_What you are asked to do_: Pull every line with the word "更多小游戏文件可放这里" out of the entries below.

--- Exercise materials ---

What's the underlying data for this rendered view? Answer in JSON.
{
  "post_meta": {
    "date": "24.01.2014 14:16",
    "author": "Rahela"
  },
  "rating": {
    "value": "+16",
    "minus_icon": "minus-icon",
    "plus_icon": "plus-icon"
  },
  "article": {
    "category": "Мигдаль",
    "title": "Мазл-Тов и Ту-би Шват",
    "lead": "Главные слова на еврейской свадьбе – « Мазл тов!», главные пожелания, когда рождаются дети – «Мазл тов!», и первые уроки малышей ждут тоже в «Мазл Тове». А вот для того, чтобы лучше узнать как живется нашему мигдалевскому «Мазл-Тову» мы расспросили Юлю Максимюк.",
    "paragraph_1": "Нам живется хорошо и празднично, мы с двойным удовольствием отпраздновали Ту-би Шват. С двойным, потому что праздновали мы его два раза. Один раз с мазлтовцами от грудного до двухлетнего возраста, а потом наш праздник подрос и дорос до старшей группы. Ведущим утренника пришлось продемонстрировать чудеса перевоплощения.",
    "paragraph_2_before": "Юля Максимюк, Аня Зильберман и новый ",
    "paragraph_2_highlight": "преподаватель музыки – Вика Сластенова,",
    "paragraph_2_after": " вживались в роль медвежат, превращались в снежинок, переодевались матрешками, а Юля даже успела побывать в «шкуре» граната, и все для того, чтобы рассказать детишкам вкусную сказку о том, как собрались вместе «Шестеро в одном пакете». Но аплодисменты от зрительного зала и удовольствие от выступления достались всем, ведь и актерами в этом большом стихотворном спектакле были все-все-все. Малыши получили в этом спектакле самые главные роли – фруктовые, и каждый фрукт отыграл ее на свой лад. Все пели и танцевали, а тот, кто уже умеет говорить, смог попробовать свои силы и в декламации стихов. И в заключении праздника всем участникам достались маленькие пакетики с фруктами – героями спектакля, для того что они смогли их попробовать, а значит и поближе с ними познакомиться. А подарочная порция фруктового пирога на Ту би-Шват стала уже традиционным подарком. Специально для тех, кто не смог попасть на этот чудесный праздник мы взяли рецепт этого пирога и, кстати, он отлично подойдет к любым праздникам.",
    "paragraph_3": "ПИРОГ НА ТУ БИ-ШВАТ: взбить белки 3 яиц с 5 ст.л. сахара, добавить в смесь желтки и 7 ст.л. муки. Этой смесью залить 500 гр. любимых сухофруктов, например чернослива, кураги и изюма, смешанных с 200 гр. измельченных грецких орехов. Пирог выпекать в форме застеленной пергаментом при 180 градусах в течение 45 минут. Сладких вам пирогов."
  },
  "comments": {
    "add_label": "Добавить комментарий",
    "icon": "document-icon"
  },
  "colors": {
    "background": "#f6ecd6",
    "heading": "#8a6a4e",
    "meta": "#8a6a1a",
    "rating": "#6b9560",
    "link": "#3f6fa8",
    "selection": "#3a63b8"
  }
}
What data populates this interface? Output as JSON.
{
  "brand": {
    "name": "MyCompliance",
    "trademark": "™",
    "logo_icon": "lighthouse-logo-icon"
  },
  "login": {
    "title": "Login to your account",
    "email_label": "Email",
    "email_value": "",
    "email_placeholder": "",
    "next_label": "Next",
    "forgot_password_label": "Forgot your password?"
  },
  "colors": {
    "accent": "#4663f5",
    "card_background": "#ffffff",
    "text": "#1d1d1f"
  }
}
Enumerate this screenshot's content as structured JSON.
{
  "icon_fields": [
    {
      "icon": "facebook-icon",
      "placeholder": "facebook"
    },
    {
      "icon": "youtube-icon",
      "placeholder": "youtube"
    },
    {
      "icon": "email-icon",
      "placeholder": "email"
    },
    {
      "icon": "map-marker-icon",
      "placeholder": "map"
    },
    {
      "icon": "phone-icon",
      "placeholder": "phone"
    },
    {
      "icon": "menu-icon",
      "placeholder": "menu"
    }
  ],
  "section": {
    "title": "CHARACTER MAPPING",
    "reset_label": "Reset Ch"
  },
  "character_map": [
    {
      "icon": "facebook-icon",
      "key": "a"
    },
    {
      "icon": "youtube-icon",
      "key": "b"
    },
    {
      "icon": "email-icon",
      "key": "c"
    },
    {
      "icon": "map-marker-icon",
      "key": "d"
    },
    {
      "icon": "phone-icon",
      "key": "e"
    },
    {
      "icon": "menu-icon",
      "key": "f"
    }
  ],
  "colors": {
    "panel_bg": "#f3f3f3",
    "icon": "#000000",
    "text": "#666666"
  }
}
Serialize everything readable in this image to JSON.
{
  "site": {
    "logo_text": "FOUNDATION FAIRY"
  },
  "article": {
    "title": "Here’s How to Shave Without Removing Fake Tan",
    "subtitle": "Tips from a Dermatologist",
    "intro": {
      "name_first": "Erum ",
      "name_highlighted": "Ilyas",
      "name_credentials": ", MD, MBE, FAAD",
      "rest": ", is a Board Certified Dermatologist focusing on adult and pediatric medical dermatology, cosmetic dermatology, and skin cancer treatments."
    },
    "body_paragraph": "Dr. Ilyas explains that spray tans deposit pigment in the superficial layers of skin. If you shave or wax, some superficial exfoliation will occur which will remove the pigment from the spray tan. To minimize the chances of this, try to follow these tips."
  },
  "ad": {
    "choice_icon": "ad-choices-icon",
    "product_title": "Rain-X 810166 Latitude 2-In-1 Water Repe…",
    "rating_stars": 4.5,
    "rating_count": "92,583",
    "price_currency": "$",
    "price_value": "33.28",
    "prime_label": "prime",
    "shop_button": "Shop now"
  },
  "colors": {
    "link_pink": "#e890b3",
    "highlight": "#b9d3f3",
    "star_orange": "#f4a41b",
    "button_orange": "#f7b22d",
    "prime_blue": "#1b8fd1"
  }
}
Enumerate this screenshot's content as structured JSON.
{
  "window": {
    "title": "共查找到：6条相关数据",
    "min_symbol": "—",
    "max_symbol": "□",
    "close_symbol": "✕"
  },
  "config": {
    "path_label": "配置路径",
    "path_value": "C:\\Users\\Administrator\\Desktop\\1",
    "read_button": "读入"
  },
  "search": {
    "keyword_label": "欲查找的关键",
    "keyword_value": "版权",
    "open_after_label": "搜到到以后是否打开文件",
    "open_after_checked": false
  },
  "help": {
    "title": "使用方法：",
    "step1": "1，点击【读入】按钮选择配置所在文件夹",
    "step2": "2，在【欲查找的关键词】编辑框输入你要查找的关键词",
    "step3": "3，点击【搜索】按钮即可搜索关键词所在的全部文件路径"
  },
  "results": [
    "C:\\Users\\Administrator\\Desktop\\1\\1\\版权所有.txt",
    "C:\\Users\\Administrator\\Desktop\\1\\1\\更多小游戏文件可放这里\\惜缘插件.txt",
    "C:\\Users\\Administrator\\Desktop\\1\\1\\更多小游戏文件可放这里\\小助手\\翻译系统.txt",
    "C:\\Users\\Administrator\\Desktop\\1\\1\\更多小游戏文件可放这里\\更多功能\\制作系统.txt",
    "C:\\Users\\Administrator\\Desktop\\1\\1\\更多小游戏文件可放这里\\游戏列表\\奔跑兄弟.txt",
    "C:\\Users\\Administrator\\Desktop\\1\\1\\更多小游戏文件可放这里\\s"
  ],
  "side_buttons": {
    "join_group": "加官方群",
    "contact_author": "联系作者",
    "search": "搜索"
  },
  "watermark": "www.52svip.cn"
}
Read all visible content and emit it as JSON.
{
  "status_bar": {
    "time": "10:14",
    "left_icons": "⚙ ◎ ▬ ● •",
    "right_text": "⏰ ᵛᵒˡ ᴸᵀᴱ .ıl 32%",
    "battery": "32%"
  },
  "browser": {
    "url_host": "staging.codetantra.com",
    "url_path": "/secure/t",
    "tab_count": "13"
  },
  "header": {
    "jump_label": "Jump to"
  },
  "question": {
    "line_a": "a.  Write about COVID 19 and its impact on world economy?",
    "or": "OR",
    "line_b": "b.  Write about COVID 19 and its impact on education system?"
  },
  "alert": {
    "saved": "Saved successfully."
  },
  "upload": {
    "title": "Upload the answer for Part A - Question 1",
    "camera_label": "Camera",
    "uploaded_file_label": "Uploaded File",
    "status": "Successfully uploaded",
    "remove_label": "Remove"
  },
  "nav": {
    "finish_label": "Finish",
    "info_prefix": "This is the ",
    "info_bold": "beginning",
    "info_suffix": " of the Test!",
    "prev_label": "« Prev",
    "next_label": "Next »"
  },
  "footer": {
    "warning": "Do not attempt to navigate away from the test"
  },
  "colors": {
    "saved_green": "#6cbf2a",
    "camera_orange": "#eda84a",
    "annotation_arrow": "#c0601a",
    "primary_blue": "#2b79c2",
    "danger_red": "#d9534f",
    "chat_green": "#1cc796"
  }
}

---

_Answer to this problem_:
    "C:\\Users\\Administrator\\Desktop\\1\\1\\更多小游戏文件可放这里\\惜缘插件.txt",
    "C:\\Users\\Administrator\\Desktop\\1\\1\\更多小游戏文件可放这里\\小助手\\翻译系统.txt",
    "C:\\Users\\Administrator\\Desktop\\1\\1\\更多小游戏文件可放这里\\更多功能\\制作系统.txt",
    "C:\\Users\\Administrator\\Desktop\\1\\1\\更多小游戏文件可放这里\\游戏列表\\奔跑兄弟.txt",
    "C:\\Users\\Administrator\\Desktop\\1\\1\\更多小游戏文件可放这里\\s"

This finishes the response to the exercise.